Benchmarking Amyotrophic Lateral Sclerosis
What does analysis of the last five years of the literature on ALS tell us about the priorities of the field, and the major contributors to it?
Amyotrophic lateral sclerosis (ALS), also known around the world as Lou Gehrig’s disease, Charcot disease or motor neurone disease, is a neurodegenerative condition that causes motor neuron death in the brain and spinal cord. There is no cure, and the origin of disease is unclear in the vast majority of cases. As a field in desperate need of better therapies, ALS researchers received a windfall last summer, when the “ice bucket challenge” significantly raised their profile, and their funding. Although it remains to be seen if this funding boost can be sustained, one thing is certain – researchers have been working to better understand ALS before it found fame, and their work will continue even if the condition returns to its previous semi-obscurity.
To provide insight into past research priorities, and predictions for the future of the field, a series of metrics were applied to the last five years of the published literature. We asked:
- What are the major topics for the field?
- Which publications have the greatest impact?
- How is the knowledge available online?
- Who are the most prolific authors?
Top 20 Authors by Number of Publications
Top 20 Important Words
Fee or Free?
Publications per Year
Top 20 Journals by Impact Factor
Top 20 Journals by No. of Publications
Categorization of Articles
Publications by Country
PubMed was searched for “amyotrophic lateral sclerosis” and “diagnosis” (for a diagnostic focus) with results limited to the last five years, in humans (for a clinical focus). The data were analyzed in Microsoft Excel 2013.
I have an extensive academic background in the life sciences, having studied forensic biology and human medical genetics in my time at Strathclyde and Glasgow Universities.

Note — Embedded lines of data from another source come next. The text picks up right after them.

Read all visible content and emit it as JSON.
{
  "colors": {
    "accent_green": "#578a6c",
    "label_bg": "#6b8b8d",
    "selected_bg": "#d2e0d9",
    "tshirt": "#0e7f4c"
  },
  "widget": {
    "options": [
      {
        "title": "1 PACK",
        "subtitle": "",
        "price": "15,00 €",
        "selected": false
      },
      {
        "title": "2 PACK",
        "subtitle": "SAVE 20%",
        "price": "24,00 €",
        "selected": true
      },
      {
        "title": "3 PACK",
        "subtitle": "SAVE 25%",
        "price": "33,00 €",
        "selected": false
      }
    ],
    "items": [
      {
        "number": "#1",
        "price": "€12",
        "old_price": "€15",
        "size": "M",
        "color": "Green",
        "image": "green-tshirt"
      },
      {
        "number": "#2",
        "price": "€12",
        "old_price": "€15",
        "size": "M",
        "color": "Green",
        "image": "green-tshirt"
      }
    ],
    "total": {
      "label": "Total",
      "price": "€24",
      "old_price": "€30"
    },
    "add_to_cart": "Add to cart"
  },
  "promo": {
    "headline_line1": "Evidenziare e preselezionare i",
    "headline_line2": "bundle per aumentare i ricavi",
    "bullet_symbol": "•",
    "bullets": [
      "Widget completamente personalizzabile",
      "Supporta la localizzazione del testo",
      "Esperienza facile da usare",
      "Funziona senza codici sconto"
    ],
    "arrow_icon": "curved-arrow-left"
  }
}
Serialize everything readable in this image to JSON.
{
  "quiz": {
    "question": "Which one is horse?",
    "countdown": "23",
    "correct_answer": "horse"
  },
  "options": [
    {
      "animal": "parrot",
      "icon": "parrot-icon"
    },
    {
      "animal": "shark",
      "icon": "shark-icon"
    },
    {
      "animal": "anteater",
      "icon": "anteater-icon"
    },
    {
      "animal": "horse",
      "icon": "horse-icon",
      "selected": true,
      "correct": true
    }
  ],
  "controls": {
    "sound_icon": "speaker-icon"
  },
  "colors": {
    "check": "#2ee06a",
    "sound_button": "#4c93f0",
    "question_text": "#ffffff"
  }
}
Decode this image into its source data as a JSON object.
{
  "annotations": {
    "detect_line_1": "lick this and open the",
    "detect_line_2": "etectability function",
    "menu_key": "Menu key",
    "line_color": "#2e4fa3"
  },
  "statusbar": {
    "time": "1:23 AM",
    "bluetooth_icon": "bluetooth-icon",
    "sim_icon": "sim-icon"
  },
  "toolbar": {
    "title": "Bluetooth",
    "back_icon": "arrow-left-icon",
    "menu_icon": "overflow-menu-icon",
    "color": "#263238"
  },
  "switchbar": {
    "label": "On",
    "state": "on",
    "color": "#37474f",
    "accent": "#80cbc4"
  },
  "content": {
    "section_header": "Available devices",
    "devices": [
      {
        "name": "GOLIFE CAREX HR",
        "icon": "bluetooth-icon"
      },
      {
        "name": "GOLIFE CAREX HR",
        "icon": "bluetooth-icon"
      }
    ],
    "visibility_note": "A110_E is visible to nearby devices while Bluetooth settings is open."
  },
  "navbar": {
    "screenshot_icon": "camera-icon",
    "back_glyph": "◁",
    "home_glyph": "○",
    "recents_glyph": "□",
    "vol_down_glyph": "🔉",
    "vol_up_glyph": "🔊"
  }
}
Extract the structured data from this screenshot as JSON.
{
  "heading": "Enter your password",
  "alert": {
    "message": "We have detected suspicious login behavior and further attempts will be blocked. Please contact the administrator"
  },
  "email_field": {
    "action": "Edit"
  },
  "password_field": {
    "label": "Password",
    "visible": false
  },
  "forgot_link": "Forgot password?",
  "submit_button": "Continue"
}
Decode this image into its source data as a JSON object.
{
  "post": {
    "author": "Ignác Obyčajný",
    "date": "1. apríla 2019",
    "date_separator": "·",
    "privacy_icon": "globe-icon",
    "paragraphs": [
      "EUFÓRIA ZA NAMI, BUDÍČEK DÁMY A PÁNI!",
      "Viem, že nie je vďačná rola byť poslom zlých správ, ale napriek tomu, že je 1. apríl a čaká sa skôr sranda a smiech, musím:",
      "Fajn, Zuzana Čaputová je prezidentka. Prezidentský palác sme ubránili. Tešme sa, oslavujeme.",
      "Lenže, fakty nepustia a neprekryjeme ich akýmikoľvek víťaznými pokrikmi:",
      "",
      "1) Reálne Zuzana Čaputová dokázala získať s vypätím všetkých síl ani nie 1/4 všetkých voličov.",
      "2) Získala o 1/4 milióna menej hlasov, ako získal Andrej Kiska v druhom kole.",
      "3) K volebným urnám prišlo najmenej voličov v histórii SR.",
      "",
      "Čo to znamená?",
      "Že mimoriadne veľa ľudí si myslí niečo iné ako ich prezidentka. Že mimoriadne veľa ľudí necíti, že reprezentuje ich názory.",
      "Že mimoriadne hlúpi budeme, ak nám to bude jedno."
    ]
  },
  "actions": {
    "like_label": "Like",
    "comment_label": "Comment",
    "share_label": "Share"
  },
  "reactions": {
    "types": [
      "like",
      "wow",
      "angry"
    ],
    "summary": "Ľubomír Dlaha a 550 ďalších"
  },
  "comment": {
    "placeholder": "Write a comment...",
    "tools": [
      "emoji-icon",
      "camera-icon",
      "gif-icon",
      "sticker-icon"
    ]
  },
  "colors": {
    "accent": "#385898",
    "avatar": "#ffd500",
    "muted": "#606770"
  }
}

My research, data presentation and bioinformatics skills plus my ‘wet lab’ experience have been a superb grounding for my role as an Associate Editor at Texere Publishing. The job allows me to utilize my hard-learned academic skills and experience in my current position within an exciting and contemporary publishing company.